IF statements are great for single comparisons, like the example above of looking at a single cell. But what if you want to loop through an entire range of cells and do the same IF statement on each?
In this case you’d need a FOR loop.
To do this, you’d need to use the length of a range, and loop through that length by the number of rows that contain data.
To do this, you need to define the range and cell variables, and loop through them. You’ll also need to define a counter so you can output the results to the appropriate row. So your VBA code would first have this line.
Dim rng As Range, cell As Range
Dim rowCounter as Integer
Define the range size as follows.
Set rng = Range(“B2:B7”)
rowCounter = 2
Finally, you can create your FOR loop to step through every cell in that range and do the comparison.
Once this VBA script is run, you see the results in the actual spreadsheet.
VBA While Loops
A While Loop also loops through a series of statements, just like the FOR loop, but the condition of the looping to continue is a condition remaining true.
For example, you could write the same FOR loop above, as a WHILE loop, by simply using the rowCounter variable as follows.
Note: the rng.Count + 2 terminating limit is required because the row counter starts at 2 and needs to end on row 7 where the data ends. However, the count of the range (B2:B7) is only 6, and the While loop will only end once the counter is GREATER than the counter – so the last rowCounter value needs to be 8 (or rng.Count + 2).
You could also set up the While loop as follows:
While rowCounter <= rng.Count + 1
You can only increment the range count (6) by 1, because once the rowCounter variable reaches the end of the data (row 7), the loop can finish.
VBA Do While and Do Until Loops
Do While and Do Until loops are nearly identical to While loops, but work slightly different.
- The While Loop checks whether a condition is true at the beginning of the loop.
- The Do-While Loop checks whether a condition is true after executing the statements in the loop.
- The Do-Until Loop checks whether a condition is still false after executing the loop.
In this case you would rewrite the While loop above as follows, as a Do-While loop.
In this case the logic doesn’t change very much, but if you want to make sure the logic comparison takes place after all of the statements are run (allowing them all to run no matter what at least once), then a Do-While or Do-Until loop is the right option.
VBA Select Case Statements
The final type of logical statement you’ll need to understand to start structuring your VBA code are Select Case statements.
Given the example above, let’s say you want to have a grading method that isn’t just pass fail.

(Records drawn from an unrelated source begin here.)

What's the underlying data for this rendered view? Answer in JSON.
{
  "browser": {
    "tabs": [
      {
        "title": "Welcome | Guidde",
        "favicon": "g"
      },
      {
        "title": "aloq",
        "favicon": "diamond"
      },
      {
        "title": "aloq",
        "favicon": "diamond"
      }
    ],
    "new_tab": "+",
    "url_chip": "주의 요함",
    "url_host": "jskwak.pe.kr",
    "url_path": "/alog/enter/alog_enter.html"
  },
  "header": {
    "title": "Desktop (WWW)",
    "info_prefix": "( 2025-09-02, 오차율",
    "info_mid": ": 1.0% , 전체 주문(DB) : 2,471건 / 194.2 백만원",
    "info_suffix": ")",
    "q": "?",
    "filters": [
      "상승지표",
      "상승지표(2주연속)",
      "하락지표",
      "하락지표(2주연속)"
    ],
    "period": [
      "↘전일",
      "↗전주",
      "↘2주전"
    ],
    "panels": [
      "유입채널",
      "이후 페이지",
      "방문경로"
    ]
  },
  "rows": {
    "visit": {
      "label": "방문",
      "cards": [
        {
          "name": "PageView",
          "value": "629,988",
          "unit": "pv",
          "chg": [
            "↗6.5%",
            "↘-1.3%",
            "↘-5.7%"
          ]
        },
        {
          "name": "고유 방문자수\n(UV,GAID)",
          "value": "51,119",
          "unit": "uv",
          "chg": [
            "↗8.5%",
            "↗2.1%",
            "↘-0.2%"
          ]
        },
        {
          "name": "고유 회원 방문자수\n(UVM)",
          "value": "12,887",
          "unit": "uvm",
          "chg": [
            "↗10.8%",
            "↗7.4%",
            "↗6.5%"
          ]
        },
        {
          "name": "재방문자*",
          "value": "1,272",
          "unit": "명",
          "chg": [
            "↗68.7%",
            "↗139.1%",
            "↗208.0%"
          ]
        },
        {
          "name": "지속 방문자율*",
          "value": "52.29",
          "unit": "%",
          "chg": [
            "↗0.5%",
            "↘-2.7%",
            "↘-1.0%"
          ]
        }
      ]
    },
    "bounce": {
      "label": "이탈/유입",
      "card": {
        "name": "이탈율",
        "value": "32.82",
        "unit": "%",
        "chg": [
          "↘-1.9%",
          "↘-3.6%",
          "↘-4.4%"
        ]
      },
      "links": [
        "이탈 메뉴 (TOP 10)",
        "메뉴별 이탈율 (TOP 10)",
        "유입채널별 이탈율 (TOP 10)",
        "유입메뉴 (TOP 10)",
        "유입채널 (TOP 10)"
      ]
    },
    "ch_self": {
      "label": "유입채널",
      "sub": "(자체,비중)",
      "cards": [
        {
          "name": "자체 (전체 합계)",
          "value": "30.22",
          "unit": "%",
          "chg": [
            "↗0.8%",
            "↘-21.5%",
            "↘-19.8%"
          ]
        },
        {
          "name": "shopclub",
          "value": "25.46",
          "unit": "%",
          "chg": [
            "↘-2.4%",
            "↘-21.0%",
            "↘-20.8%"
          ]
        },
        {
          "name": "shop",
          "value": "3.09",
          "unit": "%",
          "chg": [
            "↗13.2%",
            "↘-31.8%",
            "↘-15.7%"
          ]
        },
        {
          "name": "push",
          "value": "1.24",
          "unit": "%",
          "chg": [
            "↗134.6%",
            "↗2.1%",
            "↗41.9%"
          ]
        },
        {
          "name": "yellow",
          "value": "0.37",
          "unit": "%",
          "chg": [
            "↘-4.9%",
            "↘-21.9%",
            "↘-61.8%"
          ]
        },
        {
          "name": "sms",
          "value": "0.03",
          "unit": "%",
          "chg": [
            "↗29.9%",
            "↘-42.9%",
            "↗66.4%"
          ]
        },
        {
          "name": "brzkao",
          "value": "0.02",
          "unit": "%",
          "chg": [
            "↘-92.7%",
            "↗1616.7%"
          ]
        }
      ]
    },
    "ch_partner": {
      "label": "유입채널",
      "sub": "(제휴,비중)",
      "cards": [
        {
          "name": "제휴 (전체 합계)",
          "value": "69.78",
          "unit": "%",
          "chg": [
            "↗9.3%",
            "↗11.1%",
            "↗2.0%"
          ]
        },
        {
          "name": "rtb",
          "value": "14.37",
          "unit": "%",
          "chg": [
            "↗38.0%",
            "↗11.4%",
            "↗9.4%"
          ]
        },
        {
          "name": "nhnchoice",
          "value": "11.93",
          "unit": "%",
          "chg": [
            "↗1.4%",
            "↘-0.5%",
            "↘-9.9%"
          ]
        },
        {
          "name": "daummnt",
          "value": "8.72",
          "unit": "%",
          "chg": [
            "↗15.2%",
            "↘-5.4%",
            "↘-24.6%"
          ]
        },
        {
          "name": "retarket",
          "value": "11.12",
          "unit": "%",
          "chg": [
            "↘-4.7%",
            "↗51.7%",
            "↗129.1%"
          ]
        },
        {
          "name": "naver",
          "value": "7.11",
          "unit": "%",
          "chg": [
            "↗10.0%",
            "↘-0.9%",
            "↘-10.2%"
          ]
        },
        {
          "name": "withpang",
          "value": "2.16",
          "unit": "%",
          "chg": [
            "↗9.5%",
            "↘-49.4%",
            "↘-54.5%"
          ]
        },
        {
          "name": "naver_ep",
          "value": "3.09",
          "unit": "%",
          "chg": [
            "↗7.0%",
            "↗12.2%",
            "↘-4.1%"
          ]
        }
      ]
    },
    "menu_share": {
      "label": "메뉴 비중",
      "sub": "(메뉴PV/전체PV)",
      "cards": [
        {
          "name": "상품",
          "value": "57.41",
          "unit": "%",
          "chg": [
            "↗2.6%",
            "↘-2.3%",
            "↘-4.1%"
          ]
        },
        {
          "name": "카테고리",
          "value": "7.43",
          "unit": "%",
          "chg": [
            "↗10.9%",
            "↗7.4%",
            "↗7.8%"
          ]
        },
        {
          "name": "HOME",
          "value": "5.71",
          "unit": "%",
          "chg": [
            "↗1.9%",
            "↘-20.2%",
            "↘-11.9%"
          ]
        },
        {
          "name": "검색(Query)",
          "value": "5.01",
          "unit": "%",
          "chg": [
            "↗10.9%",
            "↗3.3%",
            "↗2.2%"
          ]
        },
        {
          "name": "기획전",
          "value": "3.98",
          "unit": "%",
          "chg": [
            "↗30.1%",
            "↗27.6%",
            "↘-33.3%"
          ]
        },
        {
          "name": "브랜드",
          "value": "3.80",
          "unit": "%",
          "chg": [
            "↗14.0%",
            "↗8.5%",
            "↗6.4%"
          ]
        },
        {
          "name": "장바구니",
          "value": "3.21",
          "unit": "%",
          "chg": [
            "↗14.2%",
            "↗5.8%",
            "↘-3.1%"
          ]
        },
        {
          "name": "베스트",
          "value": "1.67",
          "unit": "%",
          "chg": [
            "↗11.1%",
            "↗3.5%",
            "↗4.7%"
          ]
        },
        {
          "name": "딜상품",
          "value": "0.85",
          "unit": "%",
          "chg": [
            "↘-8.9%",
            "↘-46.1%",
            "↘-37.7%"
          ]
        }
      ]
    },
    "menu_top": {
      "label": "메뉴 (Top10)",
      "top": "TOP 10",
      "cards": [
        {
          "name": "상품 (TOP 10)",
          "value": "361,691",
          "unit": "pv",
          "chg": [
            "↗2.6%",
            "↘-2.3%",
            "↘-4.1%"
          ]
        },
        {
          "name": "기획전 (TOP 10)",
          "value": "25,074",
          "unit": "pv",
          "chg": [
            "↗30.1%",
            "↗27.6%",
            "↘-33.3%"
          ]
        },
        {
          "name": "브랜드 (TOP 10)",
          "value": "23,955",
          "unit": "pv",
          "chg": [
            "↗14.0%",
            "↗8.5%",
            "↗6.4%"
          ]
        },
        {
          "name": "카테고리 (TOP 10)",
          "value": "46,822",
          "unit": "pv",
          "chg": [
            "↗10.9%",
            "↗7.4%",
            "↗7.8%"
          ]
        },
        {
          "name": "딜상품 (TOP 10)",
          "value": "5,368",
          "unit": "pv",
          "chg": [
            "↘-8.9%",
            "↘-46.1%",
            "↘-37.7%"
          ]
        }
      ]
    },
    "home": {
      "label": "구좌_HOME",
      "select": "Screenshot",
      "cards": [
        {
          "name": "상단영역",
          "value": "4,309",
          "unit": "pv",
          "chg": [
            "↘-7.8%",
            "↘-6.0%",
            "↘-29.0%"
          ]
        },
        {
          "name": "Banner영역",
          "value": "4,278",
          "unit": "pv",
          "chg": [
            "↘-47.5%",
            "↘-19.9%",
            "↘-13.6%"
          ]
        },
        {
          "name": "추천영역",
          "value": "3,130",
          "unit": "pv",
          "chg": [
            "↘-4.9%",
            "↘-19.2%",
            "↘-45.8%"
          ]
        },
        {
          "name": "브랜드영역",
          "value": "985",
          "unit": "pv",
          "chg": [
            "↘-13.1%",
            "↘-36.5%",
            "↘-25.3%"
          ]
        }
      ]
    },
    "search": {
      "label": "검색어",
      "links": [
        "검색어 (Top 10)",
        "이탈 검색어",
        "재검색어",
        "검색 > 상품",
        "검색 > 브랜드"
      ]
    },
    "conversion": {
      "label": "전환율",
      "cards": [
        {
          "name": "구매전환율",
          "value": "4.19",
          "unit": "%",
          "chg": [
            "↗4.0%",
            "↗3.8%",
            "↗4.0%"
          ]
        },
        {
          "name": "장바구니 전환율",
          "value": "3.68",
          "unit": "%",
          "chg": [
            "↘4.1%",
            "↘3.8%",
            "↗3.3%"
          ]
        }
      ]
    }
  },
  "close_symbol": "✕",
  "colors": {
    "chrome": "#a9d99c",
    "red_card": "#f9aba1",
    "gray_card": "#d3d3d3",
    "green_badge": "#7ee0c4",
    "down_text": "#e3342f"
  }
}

Instead, you want to assign a letter grade from A through F.
You could do this with the following Select Case statement:
The resulting spreadsheet after this VBA script runs looks like the one below.
Now you know everything you need to know to start using VBA in your Microsoft Office applications.